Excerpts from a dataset
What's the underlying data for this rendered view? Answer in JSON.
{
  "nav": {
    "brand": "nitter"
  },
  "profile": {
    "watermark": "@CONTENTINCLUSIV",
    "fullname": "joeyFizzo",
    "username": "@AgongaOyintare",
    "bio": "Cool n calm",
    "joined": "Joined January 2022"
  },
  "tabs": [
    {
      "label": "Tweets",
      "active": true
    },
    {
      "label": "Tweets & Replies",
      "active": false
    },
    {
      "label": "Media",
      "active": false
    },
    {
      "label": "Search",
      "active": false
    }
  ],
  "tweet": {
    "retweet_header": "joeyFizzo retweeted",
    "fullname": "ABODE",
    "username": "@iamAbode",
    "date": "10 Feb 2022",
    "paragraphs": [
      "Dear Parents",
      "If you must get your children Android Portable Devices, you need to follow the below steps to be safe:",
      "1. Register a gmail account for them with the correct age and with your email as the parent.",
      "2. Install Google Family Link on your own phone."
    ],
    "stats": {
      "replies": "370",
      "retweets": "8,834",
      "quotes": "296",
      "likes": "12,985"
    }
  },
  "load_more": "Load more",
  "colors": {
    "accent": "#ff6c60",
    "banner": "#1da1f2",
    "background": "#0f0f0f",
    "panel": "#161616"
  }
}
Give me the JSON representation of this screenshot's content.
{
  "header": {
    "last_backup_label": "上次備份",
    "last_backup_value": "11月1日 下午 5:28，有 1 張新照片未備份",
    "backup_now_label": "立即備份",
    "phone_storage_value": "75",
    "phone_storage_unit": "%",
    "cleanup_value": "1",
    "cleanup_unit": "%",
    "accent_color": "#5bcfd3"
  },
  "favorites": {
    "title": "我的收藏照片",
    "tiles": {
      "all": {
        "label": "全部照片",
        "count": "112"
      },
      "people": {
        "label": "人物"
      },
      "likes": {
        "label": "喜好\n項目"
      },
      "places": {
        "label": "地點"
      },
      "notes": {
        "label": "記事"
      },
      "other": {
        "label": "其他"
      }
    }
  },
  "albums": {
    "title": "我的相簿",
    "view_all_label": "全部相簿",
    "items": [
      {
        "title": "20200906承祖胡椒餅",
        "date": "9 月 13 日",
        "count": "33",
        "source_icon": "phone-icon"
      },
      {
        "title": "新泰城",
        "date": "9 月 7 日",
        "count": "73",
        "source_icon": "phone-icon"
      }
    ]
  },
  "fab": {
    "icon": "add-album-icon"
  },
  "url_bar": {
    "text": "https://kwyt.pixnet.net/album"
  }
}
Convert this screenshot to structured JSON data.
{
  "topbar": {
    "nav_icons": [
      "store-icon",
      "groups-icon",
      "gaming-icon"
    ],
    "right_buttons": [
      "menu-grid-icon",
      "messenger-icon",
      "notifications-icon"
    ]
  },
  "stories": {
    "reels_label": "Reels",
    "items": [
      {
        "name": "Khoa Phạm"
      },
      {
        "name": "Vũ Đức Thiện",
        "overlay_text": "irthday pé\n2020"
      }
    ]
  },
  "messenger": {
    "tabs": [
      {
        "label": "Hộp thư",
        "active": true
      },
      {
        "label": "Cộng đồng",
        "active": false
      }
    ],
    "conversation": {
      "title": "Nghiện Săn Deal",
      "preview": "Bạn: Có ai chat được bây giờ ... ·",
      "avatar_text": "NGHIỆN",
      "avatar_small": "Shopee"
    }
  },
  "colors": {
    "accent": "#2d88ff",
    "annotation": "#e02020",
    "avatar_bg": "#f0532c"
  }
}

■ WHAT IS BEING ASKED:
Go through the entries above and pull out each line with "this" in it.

■ EXERCISE OUTPUT:
What's the underlying data for this rendered view? Answer in JSON.
Give me the JSON representation of this screenshot's content.
Convert this screenshot to structured JSON data.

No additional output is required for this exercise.